Hurricane Ian

Hurricane Ian   Wikipedia

Weather has a way of speaking to us sometimes with greater emphasis than initially understood. Climate change has been signaling to be careful where you live and not to fantasize that destruction will not hit your community especially if you live coastal and in a flood zone area.

Tuesday September 27, 2022 - Those with family and friends in Florida watched Hurricane Ian and prayed for the safety of loved ones knowing this record breaking storm would change the landscape of Florida forever. To live in coastal Florida is to live with the never ending danger of your home being swept away in the pages of history. Insurance companies have gone bankrupt or double their rates making it impossible for people to be reimbursed in the onslaught of storms that increase in intensity every year. Many Floridians never had insurance and will lose everything reminding me of the aftermath of the wildfires in California. These are often poor people - many seniors - who live in mobile homes where you can't get insurance.

Wednesday morning I texted with friends and family in Florida - the weather service announcing that Ian is the fifth most powerful storm to ever hit the US. On a beautiful autumn afternoon in Brooklyn I met my friend Diane. As we passed a Halloween display we couldn't resist taking a few pics. Along came three middle school students on their way home from school and joined in - reminding me of my teaching days. Increasing extreme climate change - developing into natural disasters - certainly are one of the learning lessons of society today - but on this day we all wanted a treat not a trick.

Back home I spend the rest of the day checking in with Florida relatives and friends coping with Hurricane Ian. Life aways seems to be about coping one way or another ... doesn't it?

Thursday: Most friends and all of my family report heavy winds and rain but no flooding or power outages in their areas. They were lucky. I'm still waiting to hear from my friend John.

Friday: Video: Aerial surveillance of the damage created by hurricane Ian in Florida reminds me of the Russian invasion of Ukraine

Saturday: My friend John lives in a mobile home retirement community in Bradenton called Swan Lake Village. He had fixed up his house and put it on the market a week ago. Today he texted:

80% of my community was either damaged or destroyed! It's a bloody nightmare! I am one of the lucky ones as I survived Ian with only minor damage to my house but I believe the storm weaken the structure. Lawn gone. No power. No water. No nothing. Cleanup begins. Going to find food and charge my phone.

Before Pics of John's House

Like most climate events of epic proportions - Ian's devastation goes beyond a natural disaster story into a human disaster story.
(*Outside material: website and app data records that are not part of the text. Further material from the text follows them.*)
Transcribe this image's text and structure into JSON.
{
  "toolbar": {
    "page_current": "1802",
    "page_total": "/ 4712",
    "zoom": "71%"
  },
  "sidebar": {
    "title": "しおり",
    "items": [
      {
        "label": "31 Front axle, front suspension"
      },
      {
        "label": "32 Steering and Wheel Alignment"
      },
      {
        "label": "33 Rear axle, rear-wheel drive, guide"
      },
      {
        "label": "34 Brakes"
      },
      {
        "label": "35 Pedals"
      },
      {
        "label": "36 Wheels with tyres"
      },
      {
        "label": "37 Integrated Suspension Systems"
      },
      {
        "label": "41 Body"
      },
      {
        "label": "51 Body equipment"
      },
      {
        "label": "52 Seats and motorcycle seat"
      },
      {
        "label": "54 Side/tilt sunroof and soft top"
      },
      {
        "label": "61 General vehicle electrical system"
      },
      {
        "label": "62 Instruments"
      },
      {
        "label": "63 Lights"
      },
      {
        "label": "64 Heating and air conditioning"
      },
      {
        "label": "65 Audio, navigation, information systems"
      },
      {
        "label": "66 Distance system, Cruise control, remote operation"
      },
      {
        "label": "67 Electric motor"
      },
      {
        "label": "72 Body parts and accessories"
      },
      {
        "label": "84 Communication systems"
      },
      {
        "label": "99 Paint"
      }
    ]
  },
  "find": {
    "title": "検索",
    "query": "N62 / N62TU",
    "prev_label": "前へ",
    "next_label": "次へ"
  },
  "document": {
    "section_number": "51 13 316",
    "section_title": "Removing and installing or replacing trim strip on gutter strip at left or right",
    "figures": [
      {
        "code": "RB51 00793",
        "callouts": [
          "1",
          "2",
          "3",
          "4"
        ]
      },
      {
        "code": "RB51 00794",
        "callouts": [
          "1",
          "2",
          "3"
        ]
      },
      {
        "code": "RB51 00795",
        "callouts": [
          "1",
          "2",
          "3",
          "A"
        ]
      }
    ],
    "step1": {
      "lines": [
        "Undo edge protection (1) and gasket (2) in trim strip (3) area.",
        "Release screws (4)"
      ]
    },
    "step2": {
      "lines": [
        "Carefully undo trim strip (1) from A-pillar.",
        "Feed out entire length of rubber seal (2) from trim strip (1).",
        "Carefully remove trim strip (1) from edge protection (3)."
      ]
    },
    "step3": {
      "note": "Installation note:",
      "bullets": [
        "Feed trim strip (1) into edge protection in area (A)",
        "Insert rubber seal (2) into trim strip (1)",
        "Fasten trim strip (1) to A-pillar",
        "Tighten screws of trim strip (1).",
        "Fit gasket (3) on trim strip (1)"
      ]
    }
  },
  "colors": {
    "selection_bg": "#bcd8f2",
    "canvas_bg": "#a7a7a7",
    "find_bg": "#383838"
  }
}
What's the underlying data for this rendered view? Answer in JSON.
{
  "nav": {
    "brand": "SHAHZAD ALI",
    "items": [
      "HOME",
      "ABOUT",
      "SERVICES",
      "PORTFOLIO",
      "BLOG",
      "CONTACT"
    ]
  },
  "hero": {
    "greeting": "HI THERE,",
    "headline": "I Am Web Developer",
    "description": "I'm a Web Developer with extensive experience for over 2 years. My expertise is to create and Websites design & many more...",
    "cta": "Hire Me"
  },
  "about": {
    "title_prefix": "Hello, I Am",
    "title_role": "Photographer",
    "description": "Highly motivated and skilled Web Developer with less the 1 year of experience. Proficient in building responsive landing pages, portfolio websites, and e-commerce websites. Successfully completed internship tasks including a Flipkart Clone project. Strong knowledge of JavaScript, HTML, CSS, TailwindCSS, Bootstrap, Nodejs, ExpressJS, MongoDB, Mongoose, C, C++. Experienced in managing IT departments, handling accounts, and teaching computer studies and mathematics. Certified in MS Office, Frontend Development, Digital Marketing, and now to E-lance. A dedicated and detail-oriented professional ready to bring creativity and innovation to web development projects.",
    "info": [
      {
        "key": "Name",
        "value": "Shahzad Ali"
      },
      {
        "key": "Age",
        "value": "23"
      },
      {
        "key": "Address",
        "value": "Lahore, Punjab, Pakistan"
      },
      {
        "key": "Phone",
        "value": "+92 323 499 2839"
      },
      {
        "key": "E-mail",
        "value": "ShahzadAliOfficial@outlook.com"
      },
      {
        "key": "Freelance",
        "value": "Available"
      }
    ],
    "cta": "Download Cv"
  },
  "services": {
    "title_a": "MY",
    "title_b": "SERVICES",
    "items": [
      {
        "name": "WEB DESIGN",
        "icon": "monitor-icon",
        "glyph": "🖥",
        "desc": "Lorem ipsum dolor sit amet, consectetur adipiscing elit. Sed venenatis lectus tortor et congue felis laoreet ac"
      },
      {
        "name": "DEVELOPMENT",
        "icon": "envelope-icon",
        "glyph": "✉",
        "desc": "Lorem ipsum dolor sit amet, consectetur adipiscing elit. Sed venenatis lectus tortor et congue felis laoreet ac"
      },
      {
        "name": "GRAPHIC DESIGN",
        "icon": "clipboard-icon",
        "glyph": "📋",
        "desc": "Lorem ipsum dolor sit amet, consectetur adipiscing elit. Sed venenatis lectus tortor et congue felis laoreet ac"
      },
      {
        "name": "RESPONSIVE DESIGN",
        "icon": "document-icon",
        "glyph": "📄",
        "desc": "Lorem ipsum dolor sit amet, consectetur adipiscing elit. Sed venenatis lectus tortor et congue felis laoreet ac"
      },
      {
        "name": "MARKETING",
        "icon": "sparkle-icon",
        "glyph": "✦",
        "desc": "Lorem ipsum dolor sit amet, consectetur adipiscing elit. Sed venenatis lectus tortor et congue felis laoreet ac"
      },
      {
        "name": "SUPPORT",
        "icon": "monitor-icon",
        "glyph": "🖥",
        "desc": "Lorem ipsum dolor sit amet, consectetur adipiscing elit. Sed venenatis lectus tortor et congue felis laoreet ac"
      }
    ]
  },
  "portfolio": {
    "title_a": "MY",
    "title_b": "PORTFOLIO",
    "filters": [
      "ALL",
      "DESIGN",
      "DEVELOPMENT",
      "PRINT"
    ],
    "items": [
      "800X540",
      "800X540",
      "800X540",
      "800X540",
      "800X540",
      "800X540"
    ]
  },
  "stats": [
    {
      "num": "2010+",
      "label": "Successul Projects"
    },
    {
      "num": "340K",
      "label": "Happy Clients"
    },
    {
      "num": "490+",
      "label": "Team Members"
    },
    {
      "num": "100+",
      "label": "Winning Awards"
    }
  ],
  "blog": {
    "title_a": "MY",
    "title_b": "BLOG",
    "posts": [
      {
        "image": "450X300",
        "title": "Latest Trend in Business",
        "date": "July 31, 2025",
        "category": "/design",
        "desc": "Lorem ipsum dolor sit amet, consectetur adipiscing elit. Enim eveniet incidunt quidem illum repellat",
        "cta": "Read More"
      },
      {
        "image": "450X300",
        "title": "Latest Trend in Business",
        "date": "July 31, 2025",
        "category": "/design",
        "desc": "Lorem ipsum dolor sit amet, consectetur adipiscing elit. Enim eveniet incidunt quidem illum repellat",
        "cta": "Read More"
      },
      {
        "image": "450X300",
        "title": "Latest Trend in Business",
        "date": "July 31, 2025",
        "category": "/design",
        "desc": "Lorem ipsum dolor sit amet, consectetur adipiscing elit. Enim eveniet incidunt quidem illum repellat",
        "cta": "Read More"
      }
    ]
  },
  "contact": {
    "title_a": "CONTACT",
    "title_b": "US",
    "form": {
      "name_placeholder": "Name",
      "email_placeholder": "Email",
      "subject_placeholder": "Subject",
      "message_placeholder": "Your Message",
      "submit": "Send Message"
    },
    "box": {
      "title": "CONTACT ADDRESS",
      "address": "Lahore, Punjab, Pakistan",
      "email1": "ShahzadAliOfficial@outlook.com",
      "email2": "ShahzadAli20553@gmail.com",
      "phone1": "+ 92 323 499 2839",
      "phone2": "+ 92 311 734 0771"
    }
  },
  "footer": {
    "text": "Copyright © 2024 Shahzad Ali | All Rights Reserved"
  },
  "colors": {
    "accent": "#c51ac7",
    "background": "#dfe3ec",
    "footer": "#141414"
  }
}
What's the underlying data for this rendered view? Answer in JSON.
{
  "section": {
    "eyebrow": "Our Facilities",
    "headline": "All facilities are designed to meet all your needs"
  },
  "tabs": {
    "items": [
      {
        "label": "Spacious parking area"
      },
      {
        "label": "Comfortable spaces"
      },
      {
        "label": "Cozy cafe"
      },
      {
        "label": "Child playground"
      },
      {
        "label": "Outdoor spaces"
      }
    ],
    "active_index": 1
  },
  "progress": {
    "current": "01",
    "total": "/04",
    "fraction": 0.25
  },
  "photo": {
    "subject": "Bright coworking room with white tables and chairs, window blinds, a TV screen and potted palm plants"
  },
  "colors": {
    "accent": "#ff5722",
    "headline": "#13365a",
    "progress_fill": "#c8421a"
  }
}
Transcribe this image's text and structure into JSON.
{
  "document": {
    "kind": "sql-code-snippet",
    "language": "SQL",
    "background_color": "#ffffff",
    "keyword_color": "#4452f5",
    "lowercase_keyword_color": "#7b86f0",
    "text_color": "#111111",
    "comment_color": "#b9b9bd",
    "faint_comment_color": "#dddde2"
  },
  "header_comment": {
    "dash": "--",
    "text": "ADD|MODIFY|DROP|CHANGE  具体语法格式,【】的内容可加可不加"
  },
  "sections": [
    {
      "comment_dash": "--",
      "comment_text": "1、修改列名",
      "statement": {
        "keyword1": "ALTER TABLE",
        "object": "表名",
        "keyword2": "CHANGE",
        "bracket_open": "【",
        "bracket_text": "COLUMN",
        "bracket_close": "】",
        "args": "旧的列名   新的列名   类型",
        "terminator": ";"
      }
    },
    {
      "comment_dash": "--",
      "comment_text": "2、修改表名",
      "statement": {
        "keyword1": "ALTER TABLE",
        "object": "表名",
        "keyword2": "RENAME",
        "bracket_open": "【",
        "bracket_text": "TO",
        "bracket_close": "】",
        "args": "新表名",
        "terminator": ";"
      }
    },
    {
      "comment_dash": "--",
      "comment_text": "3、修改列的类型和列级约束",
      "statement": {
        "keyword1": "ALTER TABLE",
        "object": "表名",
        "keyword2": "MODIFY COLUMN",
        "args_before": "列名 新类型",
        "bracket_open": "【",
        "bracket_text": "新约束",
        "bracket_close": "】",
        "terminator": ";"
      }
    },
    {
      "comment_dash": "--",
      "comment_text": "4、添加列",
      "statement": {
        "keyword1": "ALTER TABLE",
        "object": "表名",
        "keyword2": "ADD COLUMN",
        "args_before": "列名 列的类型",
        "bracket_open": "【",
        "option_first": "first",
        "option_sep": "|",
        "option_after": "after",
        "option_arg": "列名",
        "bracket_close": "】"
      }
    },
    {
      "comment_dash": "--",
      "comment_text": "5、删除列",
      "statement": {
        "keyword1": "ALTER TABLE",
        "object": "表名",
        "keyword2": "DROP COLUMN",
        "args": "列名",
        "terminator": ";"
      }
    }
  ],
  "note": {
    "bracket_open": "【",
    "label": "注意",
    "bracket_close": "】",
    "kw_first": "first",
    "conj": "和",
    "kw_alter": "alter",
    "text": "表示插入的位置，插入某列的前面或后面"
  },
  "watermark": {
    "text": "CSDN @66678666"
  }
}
Not only are homes, buildings, bridges and more destroyed, so too are the lives of people especially those on the margins whose homes, jobs, and health are now precarious having lost everything.

Florida is home to seniors who often do not have the resources nor energies to rebuild and now have nowhere to go. Sadly this is a story not just in the United States but globally due to climate change and war. John and I have talked about this many times which is why he wanted to sell and move out of Florida.

Climate events often pave the way for natural disasters

September 24, 2022 Hurricane Fiona made landfall near Whitehead, Nova Scotia as a post-tropical storm with sustained wind speeds of 103 mph.

September 26-October 2, 2022 ... ongoing earthquakes occurred in the Reykjanes Ridge a submarine section of the Mid-Atlantic Ridge close to southwest Iceland.

The Mid-Atlantic Ridge is rising which will affect everything connected to the Atlantic Ocean much as the broken Pacific Plate is stepping up earthquake and volcanic activity in the Pacific Rim and related.